Exercise:
Leave out the pictures and print the rest of the entries exactly as they stand.

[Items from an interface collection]
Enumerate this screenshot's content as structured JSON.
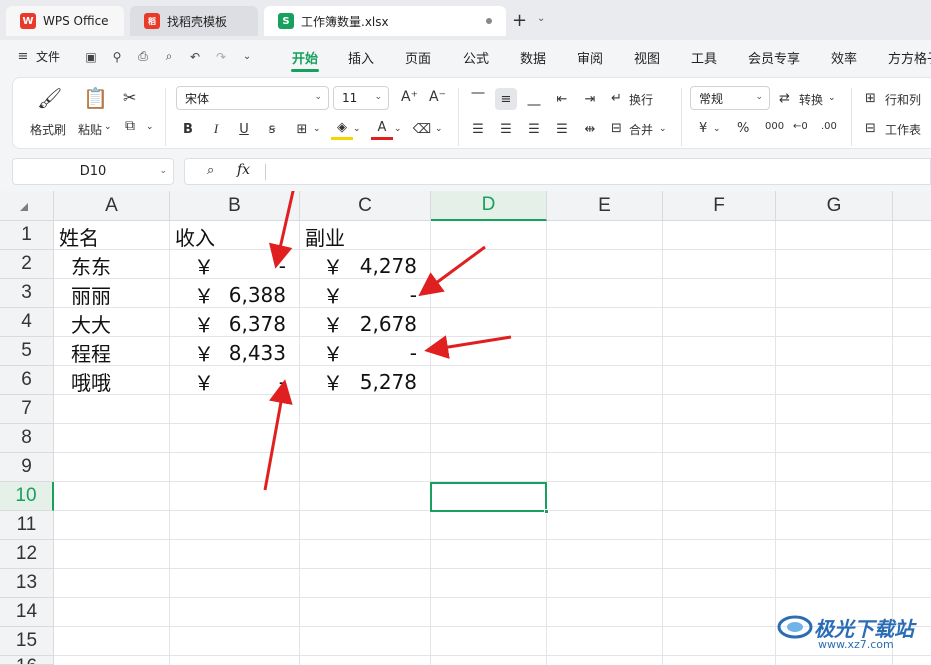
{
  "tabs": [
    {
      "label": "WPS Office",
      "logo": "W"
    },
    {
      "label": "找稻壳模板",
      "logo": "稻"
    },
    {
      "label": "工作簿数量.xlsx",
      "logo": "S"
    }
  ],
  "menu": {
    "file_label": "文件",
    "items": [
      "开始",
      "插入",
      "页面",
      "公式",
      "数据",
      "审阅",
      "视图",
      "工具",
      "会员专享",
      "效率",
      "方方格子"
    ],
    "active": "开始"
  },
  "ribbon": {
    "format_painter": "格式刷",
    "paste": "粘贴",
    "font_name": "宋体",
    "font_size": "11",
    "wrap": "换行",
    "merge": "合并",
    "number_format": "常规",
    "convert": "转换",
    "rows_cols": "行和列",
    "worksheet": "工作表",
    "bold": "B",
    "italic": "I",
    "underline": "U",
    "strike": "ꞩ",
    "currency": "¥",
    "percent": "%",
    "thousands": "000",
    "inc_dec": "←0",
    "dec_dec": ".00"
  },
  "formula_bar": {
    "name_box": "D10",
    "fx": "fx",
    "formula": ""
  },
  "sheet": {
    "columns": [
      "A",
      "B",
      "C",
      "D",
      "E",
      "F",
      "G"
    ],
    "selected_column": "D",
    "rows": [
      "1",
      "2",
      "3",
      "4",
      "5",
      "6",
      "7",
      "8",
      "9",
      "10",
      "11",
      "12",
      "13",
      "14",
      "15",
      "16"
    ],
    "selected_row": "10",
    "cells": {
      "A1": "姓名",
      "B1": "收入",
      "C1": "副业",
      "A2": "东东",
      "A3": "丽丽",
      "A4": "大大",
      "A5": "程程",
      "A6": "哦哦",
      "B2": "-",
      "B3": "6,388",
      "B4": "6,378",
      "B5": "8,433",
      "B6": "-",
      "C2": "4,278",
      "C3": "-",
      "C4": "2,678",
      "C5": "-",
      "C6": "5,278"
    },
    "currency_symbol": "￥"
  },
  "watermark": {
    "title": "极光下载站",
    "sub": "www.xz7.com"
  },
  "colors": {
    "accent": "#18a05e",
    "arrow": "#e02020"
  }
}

Result for this task:
Enumerate this screenshot's content as structured JSON.
{
  "tabs": [
    {
      "label": "WPS Office",
      "logo": "W"
    },
    {
      "label": "找稻壳模板",
      "logo": "稻"
    },
    {
      "label": "工作簿数量.xlsx",
      "logo": "S"
    }
  ],
  "menu": {
    "file_label": "文件",
    "items": [
      "开始",
      "插入",
      "页面",
      "公式",
      "数据",
      "审阅",
      "视图",
      "工具",
      "会员专享",
      "效率",
      "方方格子"
    ],
    "active": "开始"
  },
  "ribbon": {
    "format_painter": "格式刷",
    "paste": "粘贴",
    "font_name": "宋体",
    "font_size": "11",
    "wrap": "换行",
    "merge": "合并",
    "number_format": "常规",
    "convert": "转换",
    "rows_cols": "行和列",
    "worksheet": "工作表",
    "bold": "B",
    "italic": "I",
    "underline": "U",
    "strike": "ꞩ",
    "currency": "¥",
    "percent": "%",
    "thousands": "000",
    "inc_dec": "←0",
    "dec_dec": ".00"
  },
  "formula_bar": {
    "name_box": "D10",
    "fx": "fx",
    "formula": ""
  },
  "sheet": {
    "columns": [
      "A",
      "B",
      "C",
      "D",
      "E",
      "F",
      "G"
    ],
    "selected_column": "D",
    "rows": [
      "1",
      "2",
      "3",
      "4",
      "5",
      "6",
      "7",
      "8",
      "9",
      "10",
      "11",
      "12",
      "13",
      "14",
      "15",
      "16"
    ],
    "selected_row": "10",
    "cells": {
      "A1": "姓名",
      "B1": "收入",
      "C1": "副业",
      "A2": "东东",
      "A3": "丽丽",
      "A4": "大大",
      "A5": "程程",
      "A6": "哦哦",
      "B2": "-",
      "B3": "6,388",
      "B4": "6,378",
      "B5": "8,433",
      "B6": "-",
      "C2": "4,278",
      "C3": "-",
      "C4": "2,678",
      "C5": "-",
      "C6": "5,278"
    },
    "currency_symbol": "￥"
  },
  "watermark": {
    "title": "极光下载站",
    "sub": "www.xz7.com"
  },
  "colors": {
    "accent": "#18a05e",
    "arrow": "#e02020"
  }
}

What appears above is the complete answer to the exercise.